(Your assignment) Check every line of the entries that follow, and copy the ones containing "veřejné".

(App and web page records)
··········
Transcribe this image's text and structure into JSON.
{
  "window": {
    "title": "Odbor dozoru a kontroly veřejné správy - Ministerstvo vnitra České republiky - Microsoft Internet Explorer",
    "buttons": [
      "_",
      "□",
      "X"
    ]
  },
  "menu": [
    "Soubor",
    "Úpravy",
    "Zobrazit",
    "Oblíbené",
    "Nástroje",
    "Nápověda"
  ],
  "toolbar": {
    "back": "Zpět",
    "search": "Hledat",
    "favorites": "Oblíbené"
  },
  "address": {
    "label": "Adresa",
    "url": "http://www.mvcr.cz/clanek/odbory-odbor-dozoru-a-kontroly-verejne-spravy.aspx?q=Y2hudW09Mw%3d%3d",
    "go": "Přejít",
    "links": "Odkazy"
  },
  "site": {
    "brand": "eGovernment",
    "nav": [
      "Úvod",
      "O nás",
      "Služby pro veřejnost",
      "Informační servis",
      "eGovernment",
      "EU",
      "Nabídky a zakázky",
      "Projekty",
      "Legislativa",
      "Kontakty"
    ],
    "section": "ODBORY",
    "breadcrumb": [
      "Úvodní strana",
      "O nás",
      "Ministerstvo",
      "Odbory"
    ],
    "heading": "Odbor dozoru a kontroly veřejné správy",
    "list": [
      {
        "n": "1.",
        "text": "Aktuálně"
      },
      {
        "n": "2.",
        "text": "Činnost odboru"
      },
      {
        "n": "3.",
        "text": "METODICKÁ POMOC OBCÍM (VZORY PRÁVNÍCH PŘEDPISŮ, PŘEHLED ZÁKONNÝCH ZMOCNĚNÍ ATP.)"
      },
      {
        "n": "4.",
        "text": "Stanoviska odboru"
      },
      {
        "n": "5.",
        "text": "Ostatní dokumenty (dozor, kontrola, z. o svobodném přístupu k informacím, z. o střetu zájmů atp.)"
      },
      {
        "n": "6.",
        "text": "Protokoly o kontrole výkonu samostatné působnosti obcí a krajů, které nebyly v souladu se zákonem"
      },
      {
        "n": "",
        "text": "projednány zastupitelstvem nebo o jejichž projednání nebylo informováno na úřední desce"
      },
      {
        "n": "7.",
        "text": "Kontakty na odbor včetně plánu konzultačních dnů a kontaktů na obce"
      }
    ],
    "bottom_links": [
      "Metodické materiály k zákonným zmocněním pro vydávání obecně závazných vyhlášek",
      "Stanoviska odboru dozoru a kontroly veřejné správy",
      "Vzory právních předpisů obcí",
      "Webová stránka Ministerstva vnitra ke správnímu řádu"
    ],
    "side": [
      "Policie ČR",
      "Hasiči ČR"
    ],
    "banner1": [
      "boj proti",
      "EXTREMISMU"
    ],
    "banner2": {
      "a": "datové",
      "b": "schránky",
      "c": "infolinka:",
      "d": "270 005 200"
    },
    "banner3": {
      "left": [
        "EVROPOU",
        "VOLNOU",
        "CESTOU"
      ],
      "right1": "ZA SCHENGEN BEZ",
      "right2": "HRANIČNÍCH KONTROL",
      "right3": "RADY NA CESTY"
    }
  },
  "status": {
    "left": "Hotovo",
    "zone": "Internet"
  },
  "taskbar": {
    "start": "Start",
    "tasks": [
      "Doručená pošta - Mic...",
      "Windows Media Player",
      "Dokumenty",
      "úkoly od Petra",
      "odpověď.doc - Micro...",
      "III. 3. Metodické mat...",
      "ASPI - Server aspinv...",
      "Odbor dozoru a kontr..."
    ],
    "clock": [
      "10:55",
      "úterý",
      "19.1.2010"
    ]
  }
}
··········
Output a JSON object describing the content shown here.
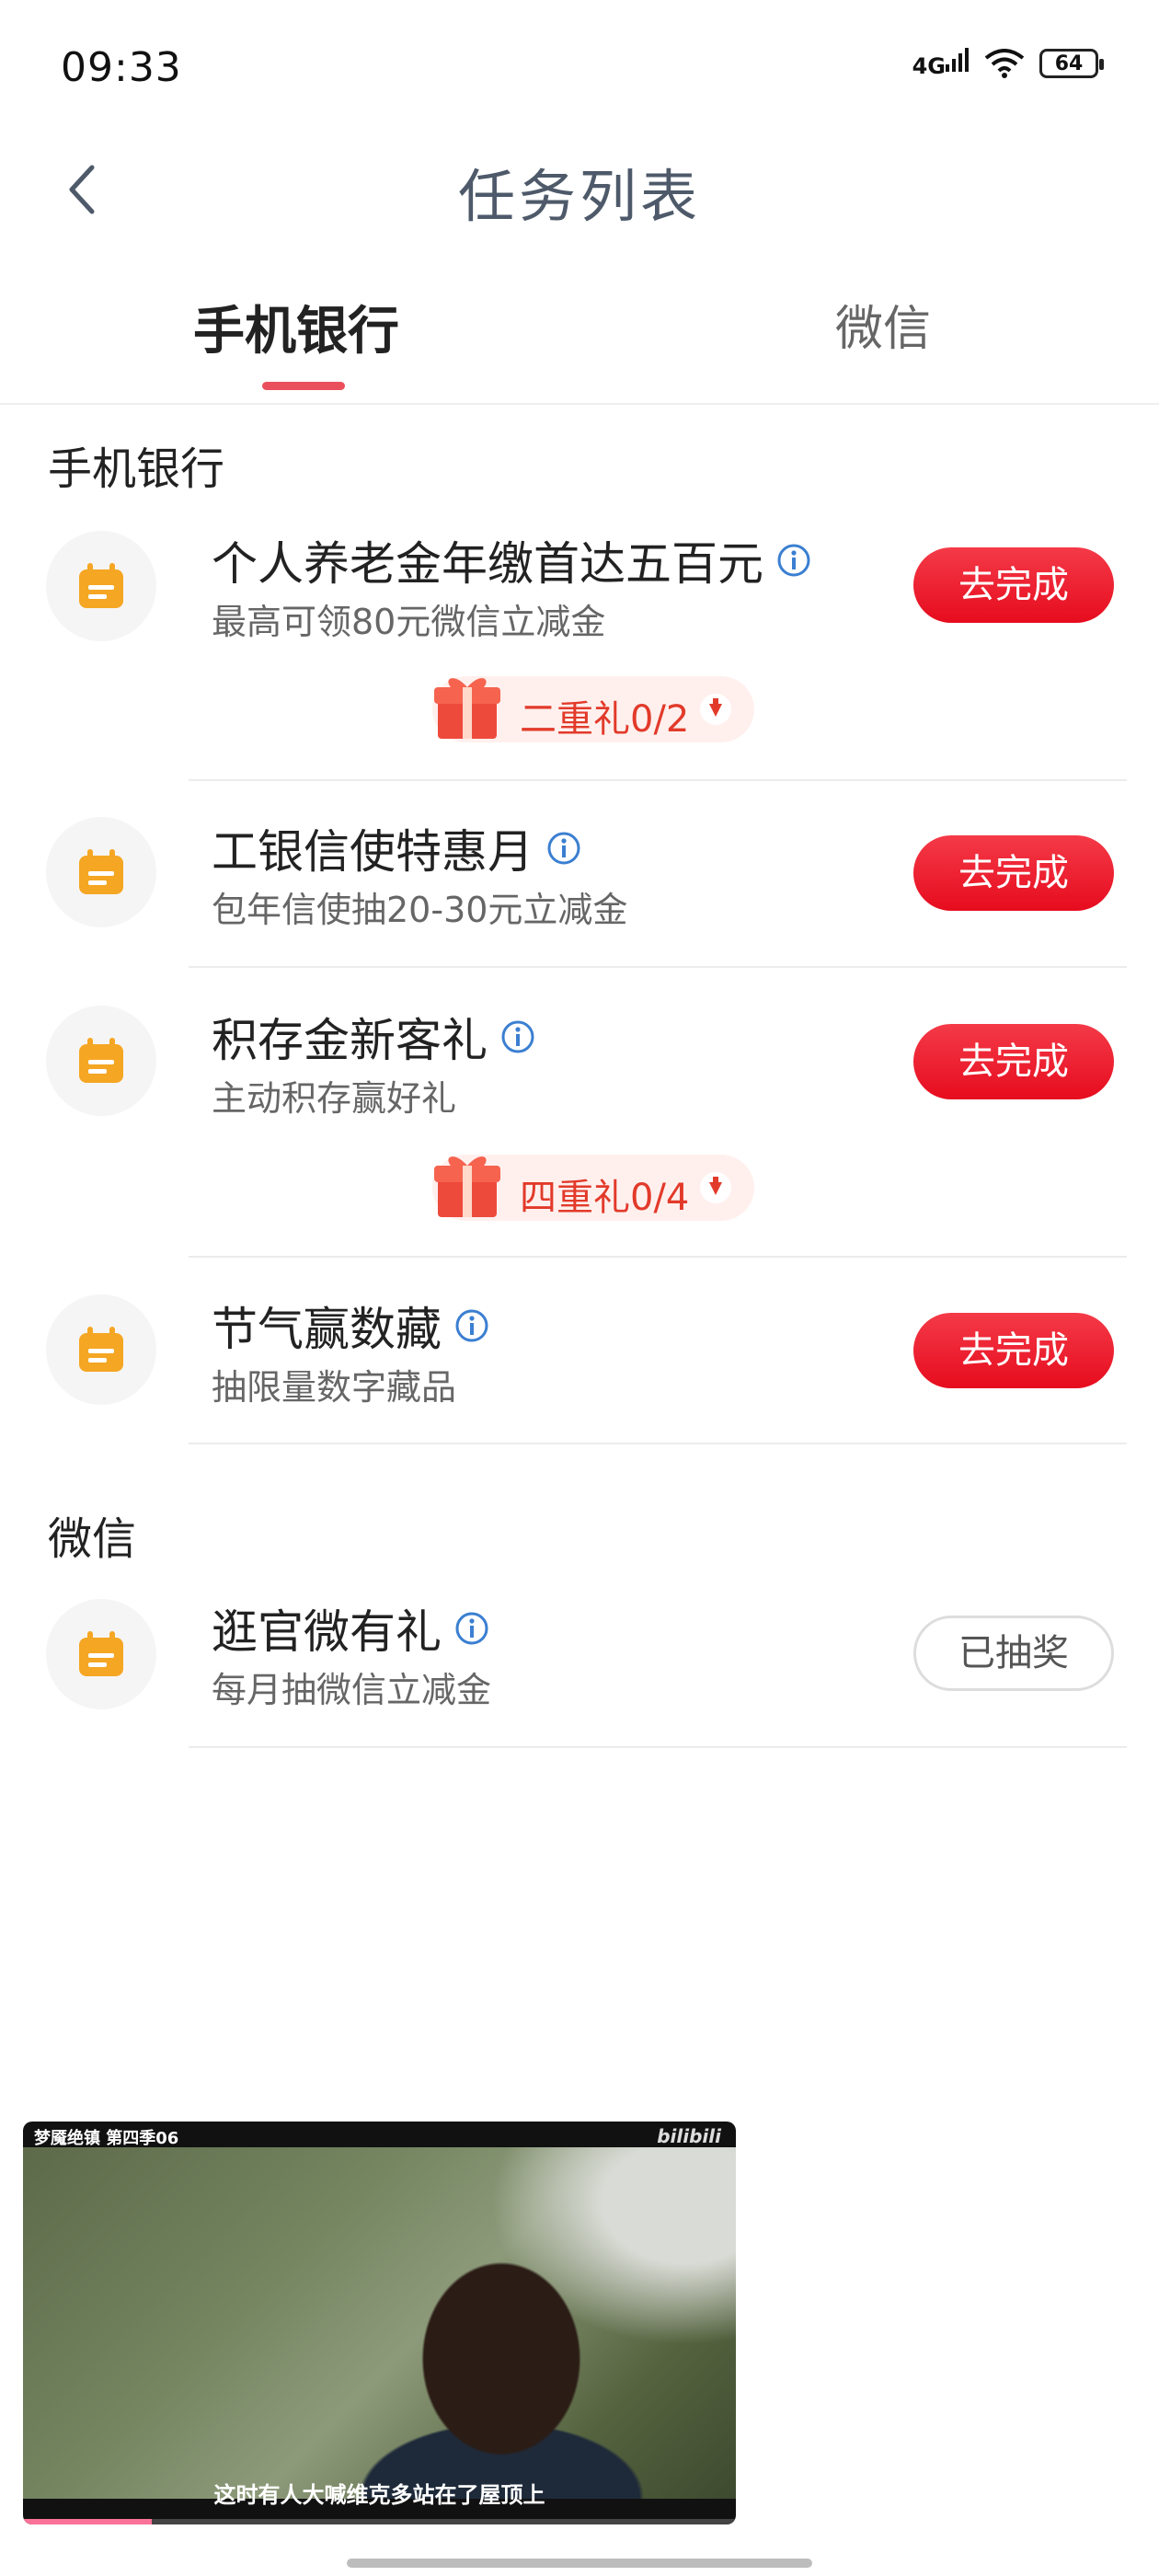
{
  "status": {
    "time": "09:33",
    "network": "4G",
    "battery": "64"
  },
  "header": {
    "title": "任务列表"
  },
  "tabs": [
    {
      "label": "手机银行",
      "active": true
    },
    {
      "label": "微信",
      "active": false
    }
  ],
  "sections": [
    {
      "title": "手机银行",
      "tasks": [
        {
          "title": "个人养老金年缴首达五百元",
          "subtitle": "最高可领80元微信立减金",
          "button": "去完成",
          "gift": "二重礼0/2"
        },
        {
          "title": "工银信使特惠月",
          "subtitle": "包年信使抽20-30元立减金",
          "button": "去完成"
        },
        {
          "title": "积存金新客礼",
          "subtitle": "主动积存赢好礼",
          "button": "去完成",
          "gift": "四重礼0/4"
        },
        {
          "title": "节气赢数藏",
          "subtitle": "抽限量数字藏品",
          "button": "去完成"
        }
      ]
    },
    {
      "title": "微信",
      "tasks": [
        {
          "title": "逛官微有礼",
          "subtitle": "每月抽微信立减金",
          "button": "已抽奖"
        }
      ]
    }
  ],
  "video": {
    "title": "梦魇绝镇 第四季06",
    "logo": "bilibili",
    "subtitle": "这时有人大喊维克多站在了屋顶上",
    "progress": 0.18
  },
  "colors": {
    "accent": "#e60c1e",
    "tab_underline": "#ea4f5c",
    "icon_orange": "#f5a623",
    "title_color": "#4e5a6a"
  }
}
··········
(Answer to this problem)
    "title": "Odbor dozoru a kontroly veřejné správy - Ministerstvo vnitra České republiky - Microsoft Internet Explorer",
    "heading": "Odbor dozoru a kontroly veřejné správy",
      "Stanoviska odboru dozoru a kontroly veřejné správy",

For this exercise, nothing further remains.